- [What you need to do] The records below must be written out exactly, with every picture left behind.

Collection entries:
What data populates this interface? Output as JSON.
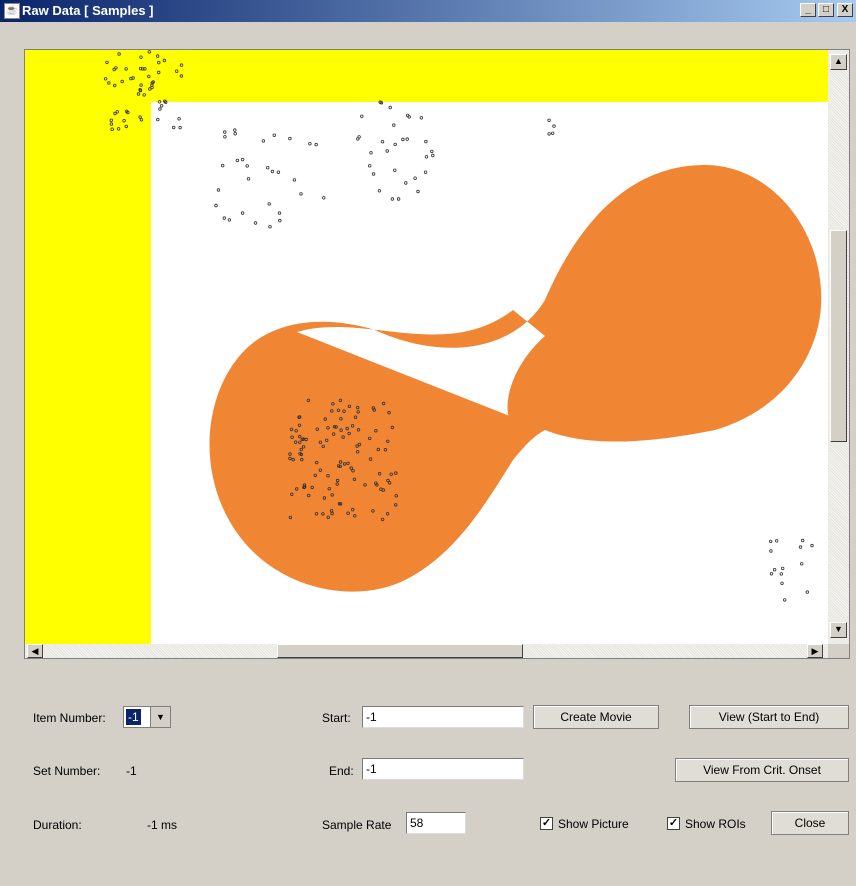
{
  "window": {
    "title": "Raw Data [ Samples ]",
    "min_glyph": "_",
    "max_glyph": "□",
    "close_glyph": "X",
    "icon": "java-cup-icon"
  },
  "scroll": {
    "up": "▲",
    "down": "▼",
    "left": "◀",
    "right": "▶"
  },
  "colors": {
    "yellow": "#ffff00",
    "roi": "#f08533",
    "sample_point": "#333333"
  },
  "controls": {
    "item_number_label": "Item Number:",
    "item_number_value": "-1",
    "set_number_label": "Set Number:",
    "set_number_value": "-1",
    "duration_label": "Duration:",
    "duration_value": "-1 ms",
    "start_label": "Start:",
    "start_value": "-1",
    "end_label": "End:",
    "end_value": "-1",
    "sample_rate_label": "Sample Rate",
    "sample_rate_value": "58",
    "create_movie": "Create Movie",
    "view_start_end": "View (Start to End)",
    "view_crit_onset": "View From Crit. Onset",
    "show_picture": "Show Picture",
    "show_rois": "Show ROIs",
    "close": "Close",
    "checkmark": "✓"
  }
}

- [Finished task]
What data populates this interface? Output as JSON.
{
  "window": {
    "title": "Raw Data [ Samples ]",
    "min_glyph": "_",
    "max_glyph": "□",
    "close_glyph": "X",
    "icon": "java-cup-icon"
  },
  "scroll": {
    "up": "▲",
    "down": "▼",
    "left": "◀",
    "right": "▶"
  },
  "colors": {
    "yellow": "#ffff00",
    "roi": "#f08533",
    "sample_point": "#333333"
  },
  "controls": {
    "item_number_label": "Item Number:",
    "item_number_value": "-1",
    "set_number_label": "Set Number:",
    "set_number_value": "-1",
    "duration_label": "Duration:",
    "duration_value": "-1 ms",
    "start_label": "Start:",
    "start_value": "-1",
    "end_label": "End:",
    "end_value": "-1",
    "sample_rate_label": "Sample Rate",
    "sample_rate_value": "58",
    "create_movie": "Create Movie",
    "view_start_end": "View (Start to End)",
    "view_crit_onset": "View From Crit. Onset",
    "show_picture": "Show Picture",
    "show_rois": "Show ROIs",
    "close": "Close",
    "checkmark": "✓"
  }
}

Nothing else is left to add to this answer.